(Beginning of Data shown)

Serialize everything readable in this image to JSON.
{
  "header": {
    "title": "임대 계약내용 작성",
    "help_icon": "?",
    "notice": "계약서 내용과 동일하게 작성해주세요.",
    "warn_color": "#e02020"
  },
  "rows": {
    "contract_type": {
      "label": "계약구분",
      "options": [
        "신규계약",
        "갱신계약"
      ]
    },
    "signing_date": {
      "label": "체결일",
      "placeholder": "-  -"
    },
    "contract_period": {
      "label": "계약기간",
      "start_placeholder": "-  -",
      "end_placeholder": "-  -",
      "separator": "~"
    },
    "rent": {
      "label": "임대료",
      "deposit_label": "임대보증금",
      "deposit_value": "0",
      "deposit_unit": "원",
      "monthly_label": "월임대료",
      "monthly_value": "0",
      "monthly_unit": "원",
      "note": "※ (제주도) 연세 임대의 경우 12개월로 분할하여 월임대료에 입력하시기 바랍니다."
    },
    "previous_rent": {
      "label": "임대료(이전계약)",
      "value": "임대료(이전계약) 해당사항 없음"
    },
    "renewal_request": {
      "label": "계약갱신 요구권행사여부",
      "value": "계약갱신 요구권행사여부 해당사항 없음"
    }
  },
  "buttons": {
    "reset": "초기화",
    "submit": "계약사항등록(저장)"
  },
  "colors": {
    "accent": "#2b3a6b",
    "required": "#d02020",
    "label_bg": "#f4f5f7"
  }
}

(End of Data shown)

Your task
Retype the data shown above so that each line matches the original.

Solution to this task
Serialize everything readable in this image to JSON.
{
  "header": {
    "title": "임대 계약내용 작성",
    "help_icon": "?",
    "notice": "계약서 내용과 동일하게 작성해주세요.",
    "warn_color": "#e02020"
  },
  "rows": {
    "contract_type": {
      "label": "계약구분",
      "options": [
        "신규계약",
        "갱신계약"
      ]
    },
    "signing_date": {
      "label": "체결일",
      "placeholder": "-  -"
    },
    "contract_period": {
      "label": "계약기간",
      "start_placeholder": "-  -",
      "end_placeholder": "-  -",
      "separator": "~"
    },
    "rent": {
      "label": "임대료",
      "deposit_label": "임대보증금",
      "deposit_value": "0",
      "deposit_unit": "원",
      "monthly_label": "월임대료",
      "monthly_value": "0",
      "monthly_unit": "원",
      "note": "※ (제주도) 연세 임대의 경우 12개월로 분할하여 월임대료에 입력하시기 바랍니다."
    },
    "previous_rent": {
      "label": "임대료(이전계약)",
      "value": "임대료(이전계약) 해당사항 없음"
    },
    "renewal_request": {
      "label": "계약갱신 요구권행사여부",
      "value": "계약갱신 요구권행사여부 해당사항 없음"
    }
  },
  "buttons": {
    "reset": "초기화",
    "submit": "계약사항등록(저장)"
  },
  "colors": {
    "accent": "#2b3a6b",
    "required": "#d02020",
    "label_bg": "#f4f5f7"
  }
}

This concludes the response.